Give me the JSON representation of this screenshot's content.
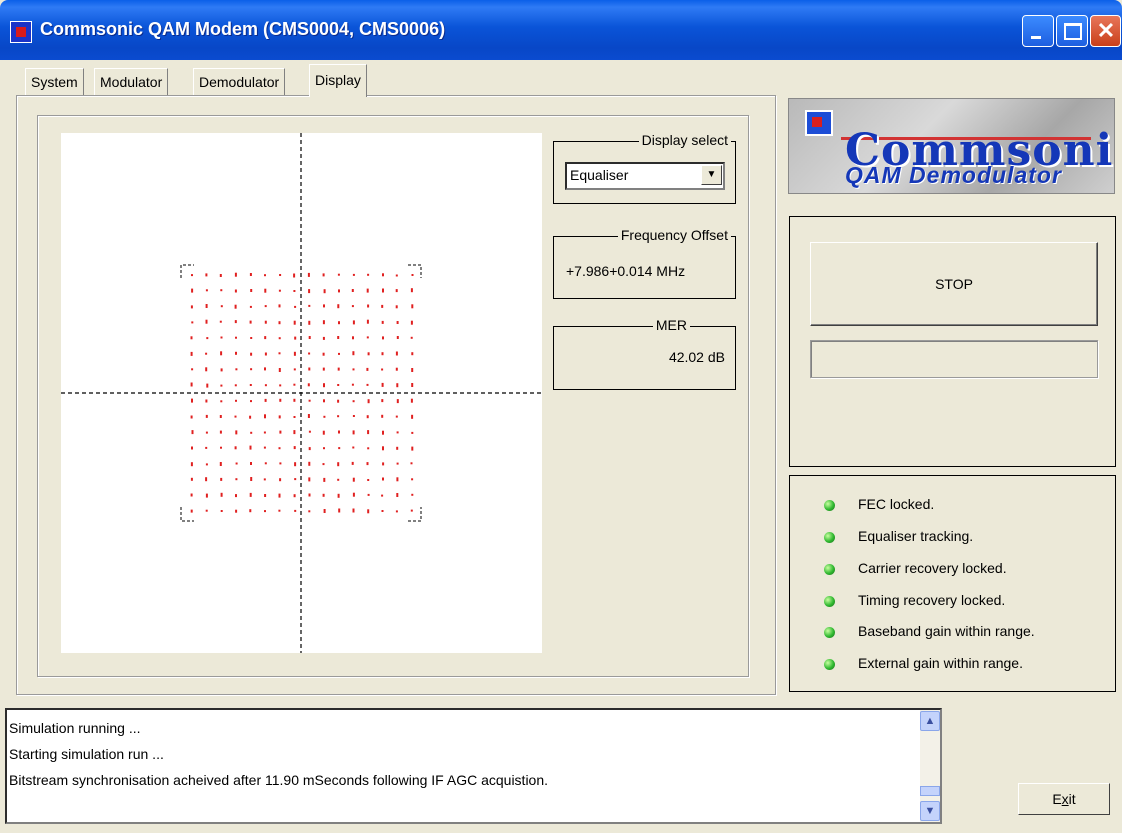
{
  "window": {
    "title": "Commsonic QAM Modem (CMS0004, CMS0006)"
  },
  "tabs": [
    {
      "label": "System"
    },
    {
      "label": "Modulator"
    },
    {
      "label": "Demodulator"
    },
    {
      "label": "Display",
      "active": true
    }
  ],
  "display_select": {
    "title": "Display select",
    "value": "Equaliser"
  },
  "frequency_offset": {
    "title": "Frequency Offset",
    "value": "+7.986+0.014 MHz"
  },
  "mer": {
    "title": "MER",
    "value": "42.02 dB"
  },
  "logo": {
    "name": "Commsonic",
    "subtitle": "QAM Demodulator"
  },
  "controls": {
    "stop_label": "STOP",
    "exit_label": "Exit",
    "exit_mnemonic": "x"
  },
  "status_items": [
    {
      "label": "FEC locked.",
      "color": "#2fb82f"
    },
    {
      "label": "Equaliser tracking.",
      "color": "#2fb82f"
    },
    {
      "label": "Carrier recovery locked.",
      "color": "#2fb82f"
    },
    {
      "label": "Timing recovery locked.",
      "color": "#2fb82f"
    },
    {
      "label": "Baseband gain within range.",
      "color": "#2fb82f"
    },
    {
      "label": "External gain within range.",
      "color": "#2fb82f"
    }
  ],
  "log": [
    "Simulation running ...",
    "Starting simulation run ...",
    "Bitstream synchronisation acheived after  11.90 mSeconds following IF AGC acquistion."
  ],
  "constellation": {
    "order": 256,
    "point_color": "#e02020",
    "axis_color": "#000000"
  }
}
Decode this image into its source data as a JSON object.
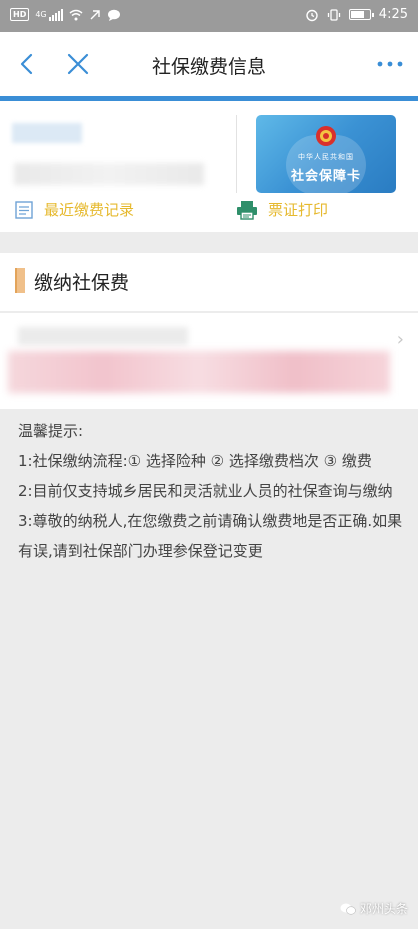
{
  "status_bar": {
    "network_hd": "HD",
    "network_type": "4G",
    "time": "4:25"
  },
  "nav": {
    "title": "社保缴费信息"
  },
  "card": {
    "subtitle": "中华人民共和国",
    "title": "社会保障卡"
  },
  "links": {
    "recent_payments": "最近缴费记录",
    "ticket_print": "票证打印"
  },
  "section": {
    "title": "缴纳社保费"
  },
  "tips": {
    "heading": "温馨提示:",
    "line1": "1:社保缴纳流程:① 选择险种 ② 选择缴费档次 ③ 缴费",
    "line2": "2:目前仅支持城乡居民和灵活就业人员的社保查询与缴纳",
    "line3": "3:尊敬的纳税人,在您缴费之前请确认缴费地是否正确.如果有误,请到社保部门办理参保登记变更"
  },
  "watermark": {
    "text": "邓州头条"
  },
  "colors": {
    "accent_blue": "#3a8ed6",
    "link_gold": "#e6b92e",
    "print_icon_green": "#2f8f6a",
    "section_bar": "#f0c08a"
  }
}
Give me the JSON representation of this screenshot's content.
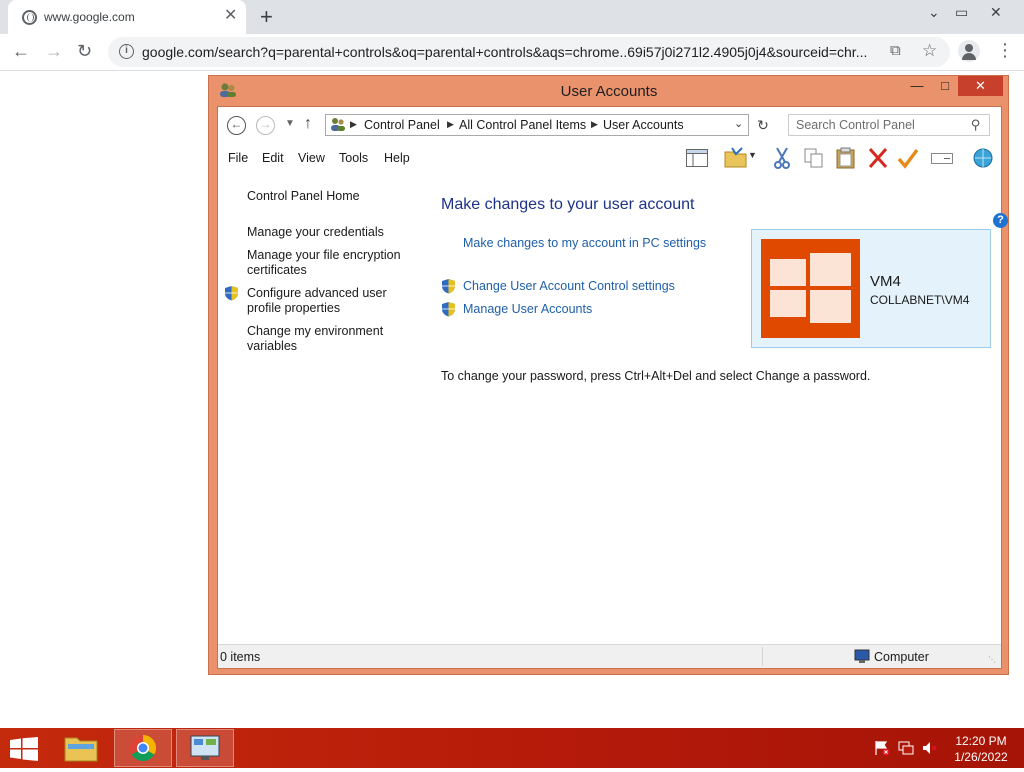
{
  "browser": {
    "tab_title": "www.google.com",
    "tab_close": "✕",
    "new_tab": "+",
    "url": "google.com/search?q=parental+controls&oq=parental+controls&aqs=chrome..69i57j0i271l2.4905j0j4&sourceid=chr...",
    "icons": [
      "globe-icon",
      "back-icon",
      "forward-icon",
      "reload-icon",
      "info-icon",
      "share-icon",
      "star-icon",
      "profile-icon",
      "menu-icon"
    ]
  },
  "window": {
    "title": "User Accounts",
    "address": {
      "crumbs": [
        "Control Panel",
        "All Control Panel Items",
        "User Accounts"
      ],
      "search_placeholder": "Search Control Panel"
    },
    "menu": [
      "File",
      "Edit",
      "View",
      "Tools",
      "Help"
    ],
    "left_pane": {
      "home": "Control Panel Home",
      "manage_credentials": "Manage your credentials",
      "file_encryption": "Manage your file encryption certificates",
      "profile_properties": "Configure advanced user profile properties",
      "environment_variables": "Change my environment variables"
    },
    "main": {
      "title": "Make changes to your user account",
      "pc_settings_link": "Make changes to my account in PC settings",
      "uac_link": "Change User Account Control settings",
      "manage_accounts_link": "Manage User Accounts",
      "password_note": "To change your password, press Ctrl+Alt+Del and select Change a password."
    },
    "account": {
      "name": "VM4",
      "domain": "COLLABNET\\VM4"
    },
    "status": {
      "items": "0 items",
      "zone": "Computer"
    }
  },
  "taskbar": {
    "time": "12:20 PM",
    "date": "1/26/2022"
  },
  "colors": {
    "window_frame": "#e9926c",
    "close_button": "#c7402c",
    "taskbar": "#b51a0a",
    "link": "#1e5fa8",
    "account_tile": "#e04a00"
  }
}
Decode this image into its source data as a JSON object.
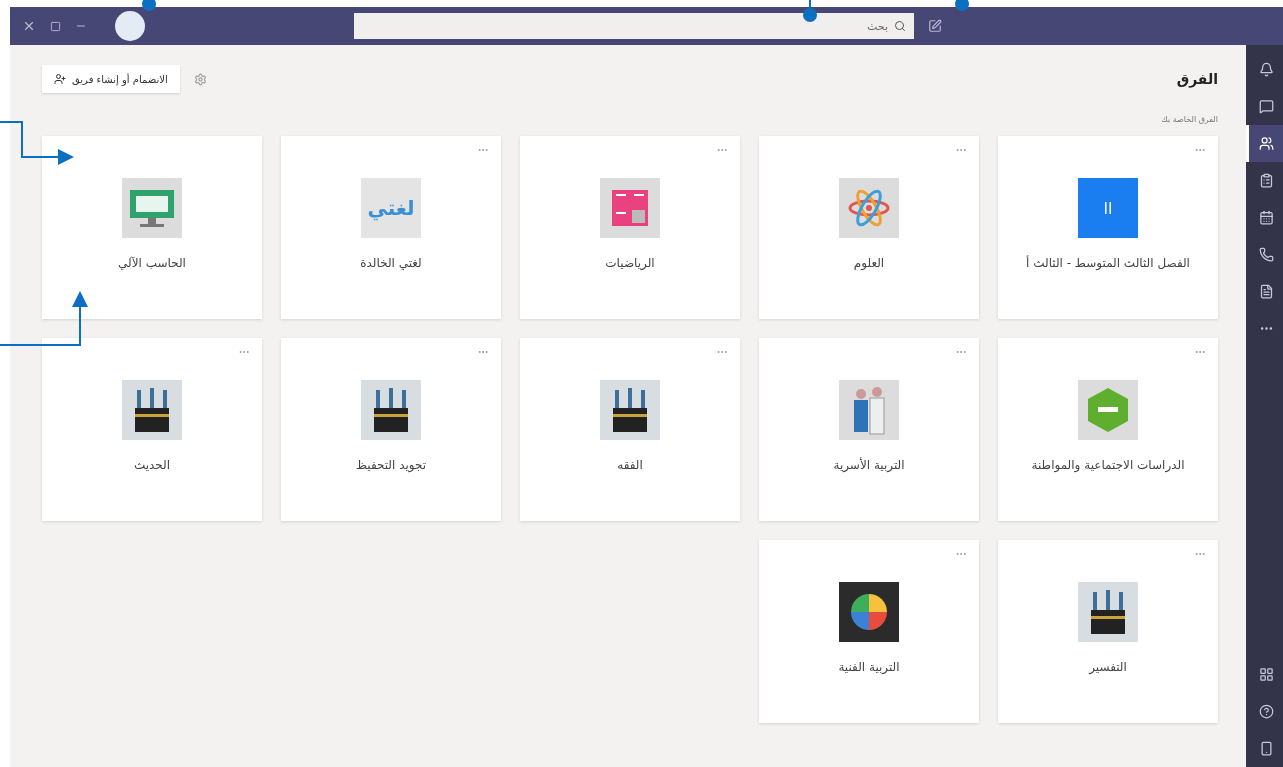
{
  "search": {
    "placeholder": "بحث"
  },
  "header": {
    "title": "الفرق",
    "join_button": "الانضمام أو إنشاء فريق"
  },
  "section_label": "الفرق الخاصة بك",
  "rail": [
    {
      "kind": "bell",
      "selected": false
    },
    {
      "kind": "chat",
      "selected": false
    },
    {
      "kind": "teams",
      "selected": true
    },
    {
      "kind": "assignments",
      "selected": false
    },
    {
      "kind": "calendar",
      "selected": false
    },
    {
      "kind": "calls",
      "selected": false
    },
    {
      "kind": "files",
      "selected": false
    },
    {
      "kind": "more",
      "selected": false
    }
  ],
  "rail_bottom": [
    {
      "kind": "apps",
      "selected": false
    },
    {
      "kind": "help",
      "selected": false
    },
    {
      "kind": "device",
      "selected": false
    }
  ],
  "teams": [
    {
      "name": "الفصل الثالث المتوسط - الثالث أ",
      "kind": "tile",
      "tile_text": "ll",
      "more": true
    },
    {
      "name": "العلوم",
      "kind": "atom",
      "more": true
    },
    {
      "name": "الرياضيات",
      "kind": "calc",
      "more": true
    },
    {
      "name": "لغتي الخالدة",
      "kind": "logo",
      "logo_text": "لغتي",
      "more": true
    },
    {
      "name": "الحاسب الآلي",
      "kind": "computer",
      "more": false
    },
    {
      "name": "الدراسات الاجتماعية والمواطنة",
      "kind": "hexagon",
      "more": true
    },
    {
      "name": "التربية الأسرية",
      "kind": "family",
      "more": true
    },
    {
      "name": "الفقه",
      "kind": "kaaba",
      "more": true
    },
    {
      "name": "تجويد التحفيظ",
      "kind": "kaaba",
      "more": true
    },
    {
      "name": "الحديث",
      "kind": "kaaba",
      "more": true
    },
    {
      "name": "التفسير",
      "kind": "kaaba",
      "more": true
    },
    {
      "name": "التربية الفنية",
      "kind": "palette",
      "more": true
    }
  ]
}
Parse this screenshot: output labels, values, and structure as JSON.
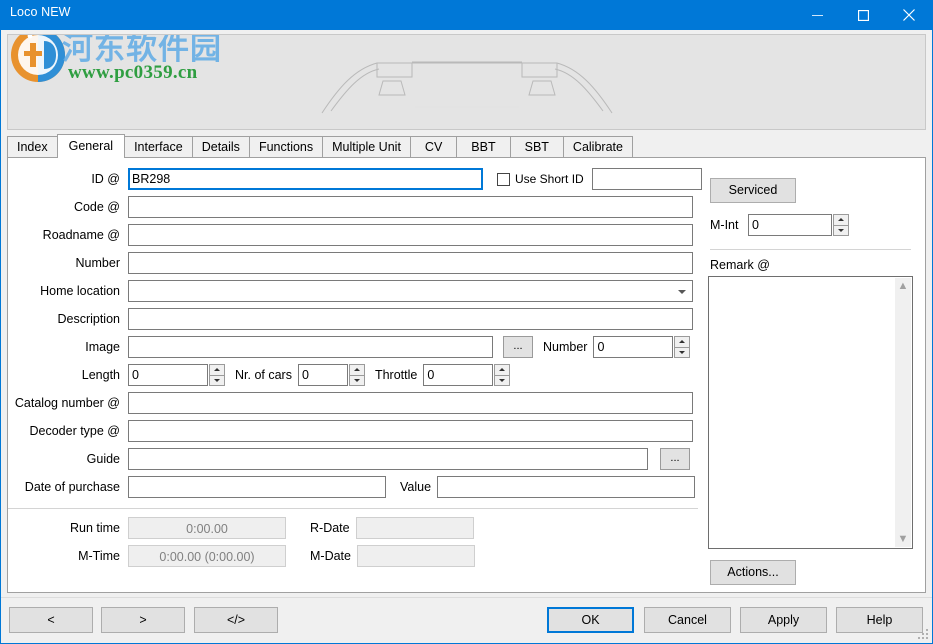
{
  "window": {
    "title": "Loco NEW",
    "minimize_label": "minimize",
    "maximize_label": "maximize",
    "close_label": "close"
  },
  "watermark": {
    "text_cn": "河东软件园",
    "url": "www.pc0359.cn"
  },
  "tabs": [
    {
      "label": "Index",
      "active": false
    },
    {
      "label": "General",
      "active": true
    },
    {
      "label": "Interface",
      "active": false
    },
    {
      "label": "Details",
      "active": false
    },
    {
      "label": "Functions",
      "active": false
    },
    {
      "label": "Multiple Unit",
      "active": false
    },
    {
      "label": "CV",
      "active": false
    },
    {
      "label": "BBT",
      "active": false
    },
    {
      "label": "SBT",
      "active": false
    },
    {
      "label": "Calibrate",
      "active": false
    }
  ],
  "general": {
    "id_label": "ID @",
    "id_value": "BR298",
    "use_short_id_label": "Use Short ID",
    "use_short_id_checked": false,
    "short_id_value": "",
    "code_label": "Code @",
    "code_value": "",
    "roadname_label": "Roadname @",
    "roadname_value": "",
    "number_label": "Number",
    "number_value": "",
    "home_location_label": "Home location",
    "home_location_value": "",
    "description_label": "Description",
    "description_value": "",
    "image_label": "Image",
    "image_value": "",
    "image_browse_label": "...",
    "image_number_label": "Number",
    "image_number_value": "0",
    "length_label": "Length",
    "length_value": "0",
    "nr_of_cars_label": "Nr. of cars",
    "nr_of_cars_value": "0",
    "throttle_label": "Throttle",
    "throttle_value": "0",
    "catalog_number_label": "Catalog number @",
    "catalog_number_value": "",
    "decoder_type_label": "Decoder type @",
    "decoder_type_value": "",
    "guide_label": "Guide",
    "guide_value": "",
    "guide_browse_label": "...",
    "date_of_purchase_label": "Date of purchase",
    "date_of_purchase_value": "",
    "value_label": "Value",
    "value_value": "",
    "run_time_label": "Run time",
    "run_time_value": "0:00.00",
    "r_date_label": "R-Date",
    "r_date_value": "",
    "m_time_label": "M-Time",
    "m_time_value": "0:00.00 (0:00.00)",
    "m_date_label": "M-Date",
    "m_date_value": ""
  },
  "right_panel": {
    "serviced_label": "Serviced",
    "m_int_label": "M-Int",
    "m_int_value": "0",
    "remark_label": "Remark @",
    "remark_value": "",
    "actions_label": "Actions..."
  },
  "footer": {
    "prev_label": "<",
    "next_label": ">",
    "xml_label": "</>",
    "ok_label": "OK",
    "cancel_label": "Cancel",
    "apply_label": "Apply",
    "help_label": "Help"
  },
  "colors": {
    "titlebar": "#0078d7",
    "accent": "#0078d7",
    "dialog_bg": "#f0f0f0",
    "page_bg": "#ffffff",
    "picture_bg": "#e4e4e4",
    "disabled_field": "#efefef",
    "watermark_blue": "#5aa9e6",
    "watermark_green": "#2f9e41"
  }
}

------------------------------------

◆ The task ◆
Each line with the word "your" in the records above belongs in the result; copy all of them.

◆ Response to this exercise ◆
      "manage_credentials": "Manage your credentials",
      "file_encryption": "Manage your file encryption certificates",
      "title": "Make changes to your user account",
      "password_note": "To change your password, press Ctrl+Alt+Del and select Change a password."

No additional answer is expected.